That being said, I had enjoyed the previous books a lot, so I couldn’t help having high expectations for this one and these are always difficult to live up to. This review sounds negative, but many parts of the book were good and entertaining. The world building is fascinating and most of the characters are smart, way more complex than in many other novels. In particular the scenes with Pyrre, Nira and Gwenna and her wing were enjoyable. I’m also happy with the overall ending (view spoiler)[a courageous step away from typical happy endings (hide spoiler)].
In the end, I think this final novel was a bit too long and obviously, I would have preferred a shorter version with less cruelty, less superficial romance, quicker pacing and more Kettral, which are one of the best things about this series. I still recommend Chronicles of the Unhewn Throne as a whole, if you're looking for a complex fantasy. ...more
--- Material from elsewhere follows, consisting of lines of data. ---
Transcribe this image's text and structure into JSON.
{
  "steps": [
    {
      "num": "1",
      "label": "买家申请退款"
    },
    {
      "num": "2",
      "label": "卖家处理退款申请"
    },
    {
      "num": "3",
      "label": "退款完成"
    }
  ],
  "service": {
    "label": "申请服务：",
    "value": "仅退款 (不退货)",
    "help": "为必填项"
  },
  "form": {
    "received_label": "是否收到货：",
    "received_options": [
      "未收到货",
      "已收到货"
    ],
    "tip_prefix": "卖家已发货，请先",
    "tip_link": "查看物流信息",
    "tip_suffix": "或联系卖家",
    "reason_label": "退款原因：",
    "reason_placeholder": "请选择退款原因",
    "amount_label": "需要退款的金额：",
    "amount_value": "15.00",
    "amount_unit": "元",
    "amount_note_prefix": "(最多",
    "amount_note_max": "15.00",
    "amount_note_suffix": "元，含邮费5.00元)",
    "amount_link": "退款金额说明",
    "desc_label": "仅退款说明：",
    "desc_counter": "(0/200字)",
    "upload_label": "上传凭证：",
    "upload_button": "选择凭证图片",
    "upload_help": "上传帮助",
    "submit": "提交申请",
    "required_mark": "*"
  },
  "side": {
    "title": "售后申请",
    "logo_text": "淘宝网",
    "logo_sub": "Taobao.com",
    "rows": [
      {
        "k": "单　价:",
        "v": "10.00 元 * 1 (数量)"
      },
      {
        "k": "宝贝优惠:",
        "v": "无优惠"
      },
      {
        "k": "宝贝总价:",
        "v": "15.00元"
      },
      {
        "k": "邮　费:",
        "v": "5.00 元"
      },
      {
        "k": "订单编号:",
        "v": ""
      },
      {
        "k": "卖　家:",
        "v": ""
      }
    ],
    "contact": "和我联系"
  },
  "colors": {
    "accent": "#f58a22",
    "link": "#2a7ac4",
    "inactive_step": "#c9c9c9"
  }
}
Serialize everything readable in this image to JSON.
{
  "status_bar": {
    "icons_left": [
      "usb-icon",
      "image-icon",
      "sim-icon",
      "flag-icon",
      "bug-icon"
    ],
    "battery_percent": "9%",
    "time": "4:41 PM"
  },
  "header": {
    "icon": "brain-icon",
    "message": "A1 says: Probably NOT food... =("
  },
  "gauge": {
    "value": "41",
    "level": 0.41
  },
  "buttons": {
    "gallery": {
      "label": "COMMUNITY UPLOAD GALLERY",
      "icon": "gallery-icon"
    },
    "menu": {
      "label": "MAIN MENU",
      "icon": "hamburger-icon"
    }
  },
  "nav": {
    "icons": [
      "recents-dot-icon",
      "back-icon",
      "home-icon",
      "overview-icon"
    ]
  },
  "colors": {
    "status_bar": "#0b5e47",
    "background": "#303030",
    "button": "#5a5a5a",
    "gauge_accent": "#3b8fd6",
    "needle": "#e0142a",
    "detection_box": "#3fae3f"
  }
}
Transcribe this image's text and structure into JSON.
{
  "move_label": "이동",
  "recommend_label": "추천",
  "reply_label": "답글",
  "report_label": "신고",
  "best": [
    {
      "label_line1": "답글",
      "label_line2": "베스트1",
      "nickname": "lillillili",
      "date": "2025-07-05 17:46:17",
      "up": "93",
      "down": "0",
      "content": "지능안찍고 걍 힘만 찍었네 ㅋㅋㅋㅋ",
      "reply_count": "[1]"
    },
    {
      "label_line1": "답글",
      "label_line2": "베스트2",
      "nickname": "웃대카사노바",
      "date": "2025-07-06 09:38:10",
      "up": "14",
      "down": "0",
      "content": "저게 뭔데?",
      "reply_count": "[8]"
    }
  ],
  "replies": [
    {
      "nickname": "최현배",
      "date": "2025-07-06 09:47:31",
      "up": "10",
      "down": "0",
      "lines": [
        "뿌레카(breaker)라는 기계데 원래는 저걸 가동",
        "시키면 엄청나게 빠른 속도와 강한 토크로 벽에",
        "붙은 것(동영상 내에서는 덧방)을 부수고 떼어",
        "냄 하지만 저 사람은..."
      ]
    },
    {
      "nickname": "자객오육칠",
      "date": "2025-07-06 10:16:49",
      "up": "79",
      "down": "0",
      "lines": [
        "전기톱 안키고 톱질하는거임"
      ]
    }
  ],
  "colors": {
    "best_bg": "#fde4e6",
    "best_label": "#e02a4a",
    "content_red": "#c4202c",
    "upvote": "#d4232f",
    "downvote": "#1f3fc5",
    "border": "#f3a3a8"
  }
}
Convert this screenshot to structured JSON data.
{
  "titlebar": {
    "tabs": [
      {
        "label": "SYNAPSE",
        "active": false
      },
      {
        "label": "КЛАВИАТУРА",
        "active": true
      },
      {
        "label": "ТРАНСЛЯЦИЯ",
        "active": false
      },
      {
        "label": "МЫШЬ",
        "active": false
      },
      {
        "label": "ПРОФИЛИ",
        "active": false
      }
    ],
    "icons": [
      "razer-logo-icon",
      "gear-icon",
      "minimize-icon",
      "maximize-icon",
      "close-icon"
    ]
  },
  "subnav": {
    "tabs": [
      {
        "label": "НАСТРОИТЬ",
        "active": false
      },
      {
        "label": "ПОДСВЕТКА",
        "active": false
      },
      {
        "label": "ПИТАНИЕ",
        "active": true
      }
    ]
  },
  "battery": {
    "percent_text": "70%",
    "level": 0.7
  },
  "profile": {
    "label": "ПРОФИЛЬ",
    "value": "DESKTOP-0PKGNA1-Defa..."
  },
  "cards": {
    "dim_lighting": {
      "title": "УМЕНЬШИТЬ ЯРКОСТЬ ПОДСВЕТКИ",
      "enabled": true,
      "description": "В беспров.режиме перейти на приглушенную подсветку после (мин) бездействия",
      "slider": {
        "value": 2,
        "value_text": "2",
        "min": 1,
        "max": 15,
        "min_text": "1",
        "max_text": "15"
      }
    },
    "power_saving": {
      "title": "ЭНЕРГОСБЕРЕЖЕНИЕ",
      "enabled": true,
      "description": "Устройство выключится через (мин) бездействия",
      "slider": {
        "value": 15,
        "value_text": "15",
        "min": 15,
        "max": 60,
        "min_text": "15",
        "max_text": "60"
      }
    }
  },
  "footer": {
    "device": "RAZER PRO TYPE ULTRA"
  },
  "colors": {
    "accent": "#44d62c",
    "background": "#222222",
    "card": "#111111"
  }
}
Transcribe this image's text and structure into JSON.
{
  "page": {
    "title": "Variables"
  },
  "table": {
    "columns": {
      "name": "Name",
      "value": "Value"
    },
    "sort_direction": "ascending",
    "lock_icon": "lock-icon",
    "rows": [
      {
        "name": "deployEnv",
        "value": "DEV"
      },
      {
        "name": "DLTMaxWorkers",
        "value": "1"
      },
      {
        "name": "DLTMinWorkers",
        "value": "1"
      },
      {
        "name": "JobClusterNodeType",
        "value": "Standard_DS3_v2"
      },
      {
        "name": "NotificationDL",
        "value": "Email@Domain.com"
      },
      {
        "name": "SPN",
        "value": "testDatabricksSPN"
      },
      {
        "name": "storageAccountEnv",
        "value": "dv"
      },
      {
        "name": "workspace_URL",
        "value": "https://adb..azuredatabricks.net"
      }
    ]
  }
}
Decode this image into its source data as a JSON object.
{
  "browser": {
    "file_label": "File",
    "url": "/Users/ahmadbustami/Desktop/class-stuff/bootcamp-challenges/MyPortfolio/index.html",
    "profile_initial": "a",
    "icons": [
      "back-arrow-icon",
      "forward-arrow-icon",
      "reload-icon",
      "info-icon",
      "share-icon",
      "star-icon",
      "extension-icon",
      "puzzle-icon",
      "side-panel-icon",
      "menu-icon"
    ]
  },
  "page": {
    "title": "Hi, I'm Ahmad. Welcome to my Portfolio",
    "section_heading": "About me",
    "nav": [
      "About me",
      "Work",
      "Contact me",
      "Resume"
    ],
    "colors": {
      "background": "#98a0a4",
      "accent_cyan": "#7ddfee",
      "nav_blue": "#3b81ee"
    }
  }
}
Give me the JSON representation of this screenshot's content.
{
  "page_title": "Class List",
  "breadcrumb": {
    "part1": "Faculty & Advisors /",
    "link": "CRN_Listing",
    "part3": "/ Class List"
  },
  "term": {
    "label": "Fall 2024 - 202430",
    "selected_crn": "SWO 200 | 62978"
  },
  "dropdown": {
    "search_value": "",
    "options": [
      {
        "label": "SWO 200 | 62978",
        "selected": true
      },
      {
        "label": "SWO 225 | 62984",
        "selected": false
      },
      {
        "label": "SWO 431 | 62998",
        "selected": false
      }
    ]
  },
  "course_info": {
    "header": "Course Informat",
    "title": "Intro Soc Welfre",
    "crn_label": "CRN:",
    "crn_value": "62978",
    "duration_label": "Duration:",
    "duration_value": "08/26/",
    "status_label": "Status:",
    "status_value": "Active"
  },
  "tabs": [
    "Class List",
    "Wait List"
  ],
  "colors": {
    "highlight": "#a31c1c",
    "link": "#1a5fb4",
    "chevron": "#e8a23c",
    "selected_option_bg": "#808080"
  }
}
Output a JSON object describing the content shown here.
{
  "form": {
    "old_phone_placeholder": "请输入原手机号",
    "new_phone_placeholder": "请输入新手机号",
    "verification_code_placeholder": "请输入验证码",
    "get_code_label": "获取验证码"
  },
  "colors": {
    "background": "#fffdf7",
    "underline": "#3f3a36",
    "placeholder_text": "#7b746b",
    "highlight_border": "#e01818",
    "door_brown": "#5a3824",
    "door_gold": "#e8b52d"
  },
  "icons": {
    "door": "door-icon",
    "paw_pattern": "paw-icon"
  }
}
Well, this got really complicated. A very entertaining high fantasy series. I'm not happy with all the choices the different characters made and sad aWell, this got really complicated. A very entertaining high fantasy series. I'm not happy with all the choices the different characters made and sad about those who had to go, but I love their complexity. Not to mention the intricacy of the world-building itself. Really impressive....more
Don’t be fooled by the Sci-Fi setting. This is a pure romance novel and not a very memorable one. It comes with an incredible Instant-Love, in which tDon’t be fooled by the Sci-Fi setting. This is a pure romance novel and not a very memorable one. It comes with an incredible Instant-Love, in which the love interest actually asks our heroine to marry her after they've known each other for - one - week. The heroine is quite literally the most amazing female in the universe. She is astonishingly powerful, but absolutely humble and self-sacrificing. She is not an annoying character per se, but she is just too special.
The world-building is superficial and feels like an afterthought, because the romance needed some kind of setting. There’s the normal humans, who can’t do much on their own. Next, there’s the evil race, i.e. a whole magical race that is simply evil in their DNA and wants to rule the world. Then there’s the god race, also magicians basically, but the good ones. They don’t look down on humans, just because they’re immensely more powerful. Our heroine, even among these benevolent sorcerers, is an especially powerful one. She keeps saying that she's not a goddess, but seriously, many of the gods that mankind has known are probably not nearly as powerful as she is. And her mission is to protect defenseless humans from the evil magicians.
So, yes, this is barely science-fiction, but reads more like “magicians in space”. There’s constant talking about spells and magic and all the advanced technology is mostly based on magic rune and crystal stones. It left the impression that the author wanted to write fantasy, but the publisher requested science-fiction or something. ...more
Well, a bit too slow and at times felt very random. Also, too many things happened off-screen, which would have been more interesting to witness thanWell, a bit too slow and at times felt very random. Also, too many things happened off-screen, which would have been more interesting to witness than that all these details on ciphers....more